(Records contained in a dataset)
##########
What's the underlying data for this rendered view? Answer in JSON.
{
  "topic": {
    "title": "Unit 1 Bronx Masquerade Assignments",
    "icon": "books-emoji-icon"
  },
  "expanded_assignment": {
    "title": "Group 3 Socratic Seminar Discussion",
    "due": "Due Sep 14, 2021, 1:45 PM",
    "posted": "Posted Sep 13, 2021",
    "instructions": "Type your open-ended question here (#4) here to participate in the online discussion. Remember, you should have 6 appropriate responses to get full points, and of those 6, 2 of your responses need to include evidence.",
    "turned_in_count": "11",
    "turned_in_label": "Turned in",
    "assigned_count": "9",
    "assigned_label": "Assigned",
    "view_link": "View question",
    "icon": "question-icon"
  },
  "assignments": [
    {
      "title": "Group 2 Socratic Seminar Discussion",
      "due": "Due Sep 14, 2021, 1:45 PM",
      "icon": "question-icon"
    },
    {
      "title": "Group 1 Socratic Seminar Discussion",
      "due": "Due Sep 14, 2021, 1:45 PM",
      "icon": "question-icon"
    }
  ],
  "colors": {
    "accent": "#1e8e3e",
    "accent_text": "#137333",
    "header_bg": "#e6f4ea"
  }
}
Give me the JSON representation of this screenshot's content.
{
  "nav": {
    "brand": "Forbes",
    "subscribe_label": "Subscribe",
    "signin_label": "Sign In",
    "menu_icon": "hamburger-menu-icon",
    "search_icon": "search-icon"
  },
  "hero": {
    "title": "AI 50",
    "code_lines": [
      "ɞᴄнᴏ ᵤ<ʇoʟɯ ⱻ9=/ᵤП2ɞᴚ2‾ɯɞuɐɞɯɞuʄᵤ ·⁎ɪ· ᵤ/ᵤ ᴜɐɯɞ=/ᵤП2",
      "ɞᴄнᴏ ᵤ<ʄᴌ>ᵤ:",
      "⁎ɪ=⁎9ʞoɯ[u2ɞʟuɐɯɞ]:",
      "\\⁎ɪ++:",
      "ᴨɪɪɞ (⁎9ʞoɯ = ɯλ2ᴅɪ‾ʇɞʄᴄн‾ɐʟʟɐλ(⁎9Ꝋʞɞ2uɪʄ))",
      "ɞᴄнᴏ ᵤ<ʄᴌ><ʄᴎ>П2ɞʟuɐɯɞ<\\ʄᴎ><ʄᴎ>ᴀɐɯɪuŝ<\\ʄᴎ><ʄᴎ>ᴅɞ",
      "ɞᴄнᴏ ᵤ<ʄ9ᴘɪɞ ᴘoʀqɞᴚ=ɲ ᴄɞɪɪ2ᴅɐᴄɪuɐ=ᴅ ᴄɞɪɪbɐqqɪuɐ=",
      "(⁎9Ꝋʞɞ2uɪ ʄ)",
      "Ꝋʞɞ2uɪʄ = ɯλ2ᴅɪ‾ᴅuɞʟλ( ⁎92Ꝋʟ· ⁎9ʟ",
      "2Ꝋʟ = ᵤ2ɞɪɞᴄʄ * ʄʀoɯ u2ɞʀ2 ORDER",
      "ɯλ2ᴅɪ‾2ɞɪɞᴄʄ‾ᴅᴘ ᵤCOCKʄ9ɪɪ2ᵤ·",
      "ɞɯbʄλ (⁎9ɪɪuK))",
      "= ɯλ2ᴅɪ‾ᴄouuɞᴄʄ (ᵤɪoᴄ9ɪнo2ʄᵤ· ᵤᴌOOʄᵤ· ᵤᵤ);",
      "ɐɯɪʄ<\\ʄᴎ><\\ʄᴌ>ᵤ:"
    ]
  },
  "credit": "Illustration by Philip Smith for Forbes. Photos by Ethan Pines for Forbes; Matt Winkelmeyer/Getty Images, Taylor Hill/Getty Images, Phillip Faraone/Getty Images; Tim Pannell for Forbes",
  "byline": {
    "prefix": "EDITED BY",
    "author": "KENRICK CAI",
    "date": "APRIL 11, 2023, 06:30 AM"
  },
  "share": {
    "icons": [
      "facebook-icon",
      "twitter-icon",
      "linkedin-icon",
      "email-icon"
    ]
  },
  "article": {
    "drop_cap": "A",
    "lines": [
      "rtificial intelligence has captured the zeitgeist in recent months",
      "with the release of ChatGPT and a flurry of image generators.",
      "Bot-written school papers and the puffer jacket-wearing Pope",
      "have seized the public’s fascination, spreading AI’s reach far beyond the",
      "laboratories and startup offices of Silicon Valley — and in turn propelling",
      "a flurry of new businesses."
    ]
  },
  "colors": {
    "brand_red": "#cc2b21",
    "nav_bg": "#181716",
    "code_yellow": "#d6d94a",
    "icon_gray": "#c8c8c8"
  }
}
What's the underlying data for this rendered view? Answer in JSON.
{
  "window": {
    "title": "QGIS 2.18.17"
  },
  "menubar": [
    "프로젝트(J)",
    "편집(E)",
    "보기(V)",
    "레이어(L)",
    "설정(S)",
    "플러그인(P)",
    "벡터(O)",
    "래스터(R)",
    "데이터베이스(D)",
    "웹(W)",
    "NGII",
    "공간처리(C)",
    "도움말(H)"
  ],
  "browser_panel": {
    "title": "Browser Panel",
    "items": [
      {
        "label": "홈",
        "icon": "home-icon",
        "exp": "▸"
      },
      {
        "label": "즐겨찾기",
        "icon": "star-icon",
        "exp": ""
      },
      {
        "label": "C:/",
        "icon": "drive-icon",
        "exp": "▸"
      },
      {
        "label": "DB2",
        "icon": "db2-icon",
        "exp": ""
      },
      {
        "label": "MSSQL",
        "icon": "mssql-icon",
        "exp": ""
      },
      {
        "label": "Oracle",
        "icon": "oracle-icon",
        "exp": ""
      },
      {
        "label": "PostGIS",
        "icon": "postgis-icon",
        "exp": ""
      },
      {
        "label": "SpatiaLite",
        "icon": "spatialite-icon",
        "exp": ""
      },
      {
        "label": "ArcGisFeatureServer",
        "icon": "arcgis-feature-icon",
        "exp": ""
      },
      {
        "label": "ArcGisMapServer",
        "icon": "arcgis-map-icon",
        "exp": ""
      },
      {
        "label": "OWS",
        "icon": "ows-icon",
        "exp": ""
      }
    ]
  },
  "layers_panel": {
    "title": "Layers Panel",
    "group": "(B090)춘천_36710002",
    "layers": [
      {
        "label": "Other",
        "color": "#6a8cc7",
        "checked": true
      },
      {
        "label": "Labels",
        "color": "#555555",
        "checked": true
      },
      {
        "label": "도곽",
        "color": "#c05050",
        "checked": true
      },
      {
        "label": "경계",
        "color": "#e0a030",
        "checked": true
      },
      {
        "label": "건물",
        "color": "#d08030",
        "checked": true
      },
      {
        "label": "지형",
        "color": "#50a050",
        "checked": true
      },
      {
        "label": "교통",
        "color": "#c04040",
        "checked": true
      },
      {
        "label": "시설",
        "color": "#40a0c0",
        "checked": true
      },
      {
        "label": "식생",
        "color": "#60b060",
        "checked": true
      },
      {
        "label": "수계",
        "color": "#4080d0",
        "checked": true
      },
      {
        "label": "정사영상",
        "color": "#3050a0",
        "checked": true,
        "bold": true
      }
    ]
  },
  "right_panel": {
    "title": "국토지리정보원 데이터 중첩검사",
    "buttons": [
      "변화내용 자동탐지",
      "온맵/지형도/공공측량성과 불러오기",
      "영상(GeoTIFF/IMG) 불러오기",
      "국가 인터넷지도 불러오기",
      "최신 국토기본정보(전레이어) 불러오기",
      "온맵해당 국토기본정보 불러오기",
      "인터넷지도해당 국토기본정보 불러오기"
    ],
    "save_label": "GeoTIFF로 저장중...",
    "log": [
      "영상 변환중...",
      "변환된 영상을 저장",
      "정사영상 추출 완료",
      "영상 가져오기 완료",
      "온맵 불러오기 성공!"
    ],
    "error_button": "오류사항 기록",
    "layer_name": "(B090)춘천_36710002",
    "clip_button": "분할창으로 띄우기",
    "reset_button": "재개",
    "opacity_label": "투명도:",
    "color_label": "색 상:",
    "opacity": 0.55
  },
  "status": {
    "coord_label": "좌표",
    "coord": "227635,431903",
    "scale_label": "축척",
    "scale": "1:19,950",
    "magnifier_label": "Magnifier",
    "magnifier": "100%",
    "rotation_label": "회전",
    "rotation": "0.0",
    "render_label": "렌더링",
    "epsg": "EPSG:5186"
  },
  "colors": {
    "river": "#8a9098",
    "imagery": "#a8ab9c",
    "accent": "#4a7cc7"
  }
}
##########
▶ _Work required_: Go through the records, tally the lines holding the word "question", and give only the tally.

▶ _Answer to the problem_: 5